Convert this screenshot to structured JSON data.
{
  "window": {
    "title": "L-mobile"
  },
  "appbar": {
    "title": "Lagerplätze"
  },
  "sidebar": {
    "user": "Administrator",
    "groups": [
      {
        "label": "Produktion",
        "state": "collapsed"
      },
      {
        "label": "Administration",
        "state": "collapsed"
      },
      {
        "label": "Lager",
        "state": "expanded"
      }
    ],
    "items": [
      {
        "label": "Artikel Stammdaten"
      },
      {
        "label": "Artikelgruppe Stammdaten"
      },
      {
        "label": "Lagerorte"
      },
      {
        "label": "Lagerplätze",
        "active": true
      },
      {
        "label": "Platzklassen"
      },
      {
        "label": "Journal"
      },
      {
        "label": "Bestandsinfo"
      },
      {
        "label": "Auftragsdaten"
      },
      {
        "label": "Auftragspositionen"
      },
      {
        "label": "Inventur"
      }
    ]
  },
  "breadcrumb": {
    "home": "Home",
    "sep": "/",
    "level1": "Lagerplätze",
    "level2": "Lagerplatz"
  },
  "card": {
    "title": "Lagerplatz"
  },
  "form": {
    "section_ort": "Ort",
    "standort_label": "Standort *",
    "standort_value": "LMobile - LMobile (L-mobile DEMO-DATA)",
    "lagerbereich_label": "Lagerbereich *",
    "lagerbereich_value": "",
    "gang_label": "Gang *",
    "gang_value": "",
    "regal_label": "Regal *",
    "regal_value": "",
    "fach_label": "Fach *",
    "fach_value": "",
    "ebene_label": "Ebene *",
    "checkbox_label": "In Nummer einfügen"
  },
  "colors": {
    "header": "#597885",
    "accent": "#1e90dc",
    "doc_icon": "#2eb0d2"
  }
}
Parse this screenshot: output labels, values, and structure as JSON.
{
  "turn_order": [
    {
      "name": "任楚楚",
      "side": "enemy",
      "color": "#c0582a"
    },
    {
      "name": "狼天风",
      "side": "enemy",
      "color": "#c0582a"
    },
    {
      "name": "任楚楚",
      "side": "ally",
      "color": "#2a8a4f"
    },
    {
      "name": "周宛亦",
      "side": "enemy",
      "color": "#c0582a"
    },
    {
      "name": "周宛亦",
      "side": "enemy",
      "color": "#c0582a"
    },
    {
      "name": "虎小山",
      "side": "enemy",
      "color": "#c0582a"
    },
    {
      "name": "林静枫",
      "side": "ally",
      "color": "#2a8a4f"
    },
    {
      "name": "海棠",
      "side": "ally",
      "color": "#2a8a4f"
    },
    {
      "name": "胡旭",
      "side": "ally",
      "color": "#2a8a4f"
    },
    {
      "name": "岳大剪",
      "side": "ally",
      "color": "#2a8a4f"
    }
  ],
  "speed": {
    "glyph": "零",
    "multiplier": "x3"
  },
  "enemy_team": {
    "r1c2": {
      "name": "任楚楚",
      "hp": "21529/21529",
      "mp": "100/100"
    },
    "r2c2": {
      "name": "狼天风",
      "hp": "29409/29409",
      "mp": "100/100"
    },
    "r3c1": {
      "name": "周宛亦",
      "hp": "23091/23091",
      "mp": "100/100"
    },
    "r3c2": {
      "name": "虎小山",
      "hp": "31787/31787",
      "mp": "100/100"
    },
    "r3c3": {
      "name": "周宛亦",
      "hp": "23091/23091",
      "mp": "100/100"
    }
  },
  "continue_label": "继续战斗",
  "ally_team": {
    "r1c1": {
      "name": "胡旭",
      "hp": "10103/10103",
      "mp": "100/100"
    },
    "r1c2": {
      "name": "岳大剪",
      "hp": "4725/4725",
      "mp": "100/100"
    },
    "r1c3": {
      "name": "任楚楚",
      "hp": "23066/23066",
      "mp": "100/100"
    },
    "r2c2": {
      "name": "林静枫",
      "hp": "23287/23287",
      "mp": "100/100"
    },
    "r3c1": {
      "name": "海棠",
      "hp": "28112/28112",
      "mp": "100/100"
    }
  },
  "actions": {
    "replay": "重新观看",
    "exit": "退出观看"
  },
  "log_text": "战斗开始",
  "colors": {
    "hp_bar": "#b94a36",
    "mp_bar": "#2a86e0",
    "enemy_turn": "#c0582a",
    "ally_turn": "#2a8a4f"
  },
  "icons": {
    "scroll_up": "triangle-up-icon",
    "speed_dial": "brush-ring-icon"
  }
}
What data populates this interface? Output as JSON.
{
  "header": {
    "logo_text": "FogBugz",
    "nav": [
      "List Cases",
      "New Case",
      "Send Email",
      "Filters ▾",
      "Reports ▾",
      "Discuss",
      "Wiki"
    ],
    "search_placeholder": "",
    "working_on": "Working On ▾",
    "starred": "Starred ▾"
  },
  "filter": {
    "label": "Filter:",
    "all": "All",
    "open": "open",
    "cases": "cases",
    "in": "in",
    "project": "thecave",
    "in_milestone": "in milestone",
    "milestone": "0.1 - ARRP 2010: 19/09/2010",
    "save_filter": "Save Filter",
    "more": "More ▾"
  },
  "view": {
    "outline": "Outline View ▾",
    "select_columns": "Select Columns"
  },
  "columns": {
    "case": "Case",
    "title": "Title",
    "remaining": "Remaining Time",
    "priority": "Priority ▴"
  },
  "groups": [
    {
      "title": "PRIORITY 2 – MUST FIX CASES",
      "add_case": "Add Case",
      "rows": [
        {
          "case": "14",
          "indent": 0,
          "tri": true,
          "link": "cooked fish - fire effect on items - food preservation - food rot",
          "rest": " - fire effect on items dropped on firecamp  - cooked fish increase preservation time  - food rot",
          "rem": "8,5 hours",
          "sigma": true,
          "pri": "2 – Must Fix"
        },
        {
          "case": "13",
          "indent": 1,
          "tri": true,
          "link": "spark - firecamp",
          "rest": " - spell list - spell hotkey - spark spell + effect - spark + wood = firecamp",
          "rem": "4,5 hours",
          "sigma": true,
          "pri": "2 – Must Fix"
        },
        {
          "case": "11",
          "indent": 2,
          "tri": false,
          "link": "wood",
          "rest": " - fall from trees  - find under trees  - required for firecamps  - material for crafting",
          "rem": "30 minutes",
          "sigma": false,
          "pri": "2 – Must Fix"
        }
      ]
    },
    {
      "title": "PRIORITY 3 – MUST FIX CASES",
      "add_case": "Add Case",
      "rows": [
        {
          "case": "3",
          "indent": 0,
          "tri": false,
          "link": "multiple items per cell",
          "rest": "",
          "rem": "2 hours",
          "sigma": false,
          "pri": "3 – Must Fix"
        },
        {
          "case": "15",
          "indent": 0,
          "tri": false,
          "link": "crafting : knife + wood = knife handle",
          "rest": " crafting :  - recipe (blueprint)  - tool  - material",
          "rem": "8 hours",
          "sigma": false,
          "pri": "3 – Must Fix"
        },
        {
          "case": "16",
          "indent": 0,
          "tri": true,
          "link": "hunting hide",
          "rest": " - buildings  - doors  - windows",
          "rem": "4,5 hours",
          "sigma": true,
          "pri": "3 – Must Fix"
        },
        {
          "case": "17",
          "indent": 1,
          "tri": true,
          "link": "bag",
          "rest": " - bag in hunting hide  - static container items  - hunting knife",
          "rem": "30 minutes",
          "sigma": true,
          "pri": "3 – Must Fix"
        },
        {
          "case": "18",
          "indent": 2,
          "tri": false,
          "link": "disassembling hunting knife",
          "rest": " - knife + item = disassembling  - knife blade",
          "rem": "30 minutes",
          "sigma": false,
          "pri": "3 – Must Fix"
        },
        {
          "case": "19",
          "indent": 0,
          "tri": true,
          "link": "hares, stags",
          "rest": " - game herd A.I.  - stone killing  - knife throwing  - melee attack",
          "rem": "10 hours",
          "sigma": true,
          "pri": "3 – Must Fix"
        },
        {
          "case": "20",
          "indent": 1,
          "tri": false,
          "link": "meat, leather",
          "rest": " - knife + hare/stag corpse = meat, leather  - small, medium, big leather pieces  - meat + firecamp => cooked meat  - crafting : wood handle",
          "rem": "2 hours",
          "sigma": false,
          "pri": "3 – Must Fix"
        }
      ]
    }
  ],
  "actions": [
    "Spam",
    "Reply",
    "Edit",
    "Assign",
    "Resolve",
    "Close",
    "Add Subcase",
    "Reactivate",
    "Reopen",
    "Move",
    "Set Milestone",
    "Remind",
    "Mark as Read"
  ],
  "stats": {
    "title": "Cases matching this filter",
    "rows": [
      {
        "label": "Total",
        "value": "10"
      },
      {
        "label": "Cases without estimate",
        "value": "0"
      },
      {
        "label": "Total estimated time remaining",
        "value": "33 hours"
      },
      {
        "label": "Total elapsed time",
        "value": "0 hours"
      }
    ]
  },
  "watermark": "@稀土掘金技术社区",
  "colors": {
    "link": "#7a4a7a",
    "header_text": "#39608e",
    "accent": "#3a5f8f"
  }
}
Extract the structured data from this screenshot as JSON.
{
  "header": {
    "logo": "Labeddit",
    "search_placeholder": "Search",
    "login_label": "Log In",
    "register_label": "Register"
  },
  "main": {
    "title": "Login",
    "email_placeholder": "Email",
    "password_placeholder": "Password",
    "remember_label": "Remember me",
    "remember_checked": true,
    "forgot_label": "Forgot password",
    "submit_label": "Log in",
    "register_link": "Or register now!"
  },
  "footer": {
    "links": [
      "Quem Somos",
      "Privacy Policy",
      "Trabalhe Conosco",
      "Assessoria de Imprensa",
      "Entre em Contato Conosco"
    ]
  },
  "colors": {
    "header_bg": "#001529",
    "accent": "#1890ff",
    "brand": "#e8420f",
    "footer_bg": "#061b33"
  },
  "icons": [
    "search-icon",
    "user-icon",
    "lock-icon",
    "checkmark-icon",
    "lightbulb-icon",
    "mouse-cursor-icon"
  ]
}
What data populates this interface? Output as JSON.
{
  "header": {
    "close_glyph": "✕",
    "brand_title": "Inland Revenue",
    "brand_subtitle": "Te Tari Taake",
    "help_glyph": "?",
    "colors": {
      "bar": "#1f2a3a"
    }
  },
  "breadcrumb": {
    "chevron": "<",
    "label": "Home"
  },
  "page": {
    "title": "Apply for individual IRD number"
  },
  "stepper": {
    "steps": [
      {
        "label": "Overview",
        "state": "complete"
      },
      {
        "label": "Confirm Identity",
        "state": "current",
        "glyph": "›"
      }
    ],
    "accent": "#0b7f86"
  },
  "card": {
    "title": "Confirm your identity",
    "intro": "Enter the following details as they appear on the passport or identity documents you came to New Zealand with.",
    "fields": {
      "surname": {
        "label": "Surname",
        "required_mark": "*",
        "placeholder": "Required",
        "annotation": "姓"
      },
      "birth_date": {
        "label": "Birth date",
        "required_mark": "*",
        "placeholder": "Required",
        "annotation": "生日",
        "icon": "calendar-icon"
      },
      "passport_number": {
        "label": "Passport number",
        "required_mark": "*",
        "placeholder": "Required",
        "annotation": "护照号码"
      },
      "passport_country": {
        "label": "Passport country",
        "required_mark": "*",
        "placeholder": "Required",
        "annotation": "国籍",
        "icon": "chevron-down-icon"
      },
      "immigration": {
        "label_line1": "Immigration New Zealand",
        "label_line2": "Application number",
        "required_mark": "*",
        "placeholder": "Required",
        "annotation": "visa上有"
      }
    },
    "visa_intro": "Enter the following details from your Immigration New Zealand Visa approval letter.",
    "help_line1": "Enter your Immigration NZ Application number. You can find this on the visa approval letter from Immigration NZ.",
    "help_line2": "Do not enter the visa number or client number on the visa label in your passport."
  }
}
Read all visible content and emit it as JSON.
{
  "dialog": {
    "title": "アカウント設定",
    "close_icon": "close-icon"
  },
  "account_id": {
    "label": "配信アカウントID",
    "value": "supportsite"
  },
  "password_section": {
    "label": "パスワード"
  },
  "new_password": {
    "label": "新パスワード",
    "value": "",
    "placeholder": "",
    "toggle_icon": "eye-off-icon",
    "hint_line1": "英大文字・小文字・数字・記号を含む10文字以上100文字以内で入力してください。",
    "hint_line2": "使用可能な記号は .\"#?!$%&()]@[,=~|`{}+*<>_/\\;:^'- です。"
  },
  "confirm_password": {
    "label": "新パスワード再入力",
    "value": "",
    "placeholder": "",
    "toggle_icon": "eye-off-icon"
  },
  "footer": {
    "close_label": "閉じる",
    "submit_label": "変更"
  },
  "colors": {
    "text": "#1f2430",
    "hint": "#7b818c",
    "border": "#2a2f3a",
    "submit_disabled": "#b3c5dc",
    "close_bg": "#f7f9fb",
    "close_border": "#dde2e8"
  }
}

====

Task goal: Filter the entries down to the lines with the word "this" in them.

Task response:
Convert this screenshot to structured JSON data.
Parse this screenshot: output labels, values, and structure as JSON.
What data populates this interface? Output as JSON.
    "title": "Cases matching this filter",
Extract the structured data from this screenshot as JSON.
What data populates this interface? Output as JSON.
    "help_line1": "Enter your Immigration NZ Application number. You can find this on the visa approval letter from Immigration NZ.",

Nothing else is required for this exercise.